I didn't have a colourful background. I wasn't a groupie in the seventies with a penchant for sequined glam-rockers, have a claim to fame or the product of a celebrity parent.
As an unknown quantity to agents/publishers I had to support my wonderful idea for a novel with a manuscript and that was judged on how well it was presented as well as written.
Now if I was any of the colourful people mentioned above, then an agent would have said: "Don't worry about it, an editor will sort it all out" and of course there is a cost attached. There is also the misconception that "Surely the publisher will iron out any wrinkles." A publisher may look at an initial sample and think: "This will take a lot of editing and it will be too high a cost and take too long."
Writing a novel is like producing an offspring and like any child it can be both a joy and a complete pain in the arse. Being too close to it will not allow the book to grow and so I step back once I have completed it and then leave it alone for a while. Like a melodramatic black and white actress from a silent movie, I wait until the wrench away has healed and then I can face my book with the ruthless precision of an interbred serial killer with a sharp knife ready to see red.
Is the book the same afterwards? No, its more than it was and it has been put into its Sunday best, taught how to walk and has had its nose wiped so that it looks more presentable.

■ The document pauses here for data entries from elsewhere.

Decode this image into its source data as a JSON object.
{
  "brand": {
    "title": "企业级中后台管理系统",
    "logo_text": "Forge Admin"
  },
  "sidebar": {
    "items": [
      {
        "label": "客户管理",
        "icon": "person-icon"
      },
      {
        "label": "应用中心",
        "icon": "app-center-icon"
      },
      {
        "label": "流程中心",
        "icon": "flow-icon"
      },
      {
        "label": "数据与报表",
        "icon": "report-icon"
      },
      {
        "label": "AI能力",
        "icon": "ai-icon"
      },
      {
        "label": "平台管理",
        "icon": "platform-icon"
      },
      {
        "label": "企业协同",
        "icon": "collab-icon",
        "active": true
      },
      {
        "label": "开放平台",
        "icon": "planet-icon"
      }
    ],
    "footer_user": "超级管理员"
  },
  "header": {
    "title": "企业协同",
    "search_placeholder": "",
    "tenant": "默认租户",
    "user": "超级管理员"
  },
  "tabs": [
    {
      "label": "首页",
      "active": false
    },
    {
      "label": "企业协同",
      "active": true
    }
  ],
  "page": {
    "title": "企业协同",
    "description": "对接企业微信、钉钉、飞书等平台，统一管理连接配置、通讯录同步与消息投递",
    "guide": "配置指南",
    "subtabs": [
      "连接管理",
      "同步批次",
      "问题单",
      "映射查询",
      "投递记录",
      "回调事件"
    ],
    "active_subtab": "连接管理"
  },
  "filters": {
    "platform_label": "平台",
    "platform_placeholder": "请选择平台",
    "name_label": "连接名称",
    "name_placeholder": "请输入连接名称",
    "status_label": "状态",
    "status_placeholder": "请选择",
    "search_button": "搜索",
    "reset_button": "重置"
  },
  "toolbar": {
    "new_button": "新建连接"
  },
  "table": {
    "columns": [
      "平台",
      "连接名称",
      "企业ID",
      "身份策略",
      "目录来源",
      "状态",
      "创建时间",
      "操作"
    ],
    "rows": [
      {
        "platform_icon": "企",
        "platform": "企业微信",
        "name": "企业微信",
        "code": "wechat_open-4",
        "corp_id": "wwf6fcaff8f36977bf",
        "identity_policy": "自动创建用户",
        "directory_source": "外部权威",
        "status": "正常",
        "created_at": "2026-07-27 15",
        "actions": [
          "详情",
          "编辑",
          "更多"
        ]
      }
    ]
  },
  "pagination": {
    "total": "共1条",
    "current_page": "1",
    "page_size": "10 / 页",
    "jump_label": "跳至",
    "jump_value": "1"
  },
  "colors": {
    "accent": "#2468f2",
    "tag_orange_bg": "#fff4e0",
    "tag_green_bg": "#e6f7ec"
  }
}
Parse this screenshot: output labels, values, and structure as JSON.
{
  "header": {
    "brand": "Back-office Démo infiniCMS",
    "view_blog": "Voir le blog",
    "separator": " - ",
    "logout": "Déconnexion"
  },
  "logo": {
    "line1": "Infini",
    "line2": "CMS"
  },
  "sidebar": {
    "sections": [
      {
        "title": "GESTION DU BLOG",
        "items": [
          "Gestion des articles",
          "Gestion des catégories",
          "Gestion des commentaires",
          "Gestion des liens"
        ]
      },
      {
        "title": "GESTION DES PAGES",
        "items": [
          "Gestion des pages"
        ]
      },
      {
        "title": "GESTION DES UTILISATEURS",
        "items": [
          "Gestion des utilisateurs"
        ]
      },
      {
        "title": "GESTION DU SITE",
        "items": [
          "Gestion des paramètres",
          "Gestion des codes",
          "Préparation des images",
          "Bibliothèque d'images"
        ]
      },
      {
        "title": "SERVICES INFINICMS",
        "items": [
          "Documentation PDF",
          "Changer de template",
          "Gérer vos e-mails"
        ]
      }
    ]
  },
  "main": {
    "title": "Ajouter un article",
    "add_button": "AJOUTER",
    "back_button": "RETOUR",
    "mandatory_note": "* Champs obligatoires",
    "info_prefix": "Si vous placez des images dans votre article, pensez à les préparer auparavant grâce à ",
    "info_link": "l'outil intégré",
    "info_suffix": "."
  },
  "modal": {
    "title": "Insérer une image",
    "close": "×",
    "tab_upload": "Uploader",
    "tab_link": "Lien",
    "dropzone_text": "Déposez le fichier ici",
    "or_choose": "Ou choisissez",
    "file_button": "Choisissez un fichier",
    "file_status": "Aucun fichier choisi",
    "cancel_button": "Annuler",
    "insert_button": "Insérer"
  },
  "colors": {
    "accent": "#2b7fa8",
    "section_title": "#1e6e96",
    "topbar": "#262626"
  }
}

Does it get any easier with a second child? Yes, because I knew what to expect and I knew when to let it stand on its own two feet. Now that I have a third waiting in its maturation chamber (can't help thinking of the Borg) I am looking forward to a positive result for a fourth. I wonder if I will end up like that old lady in a shoe?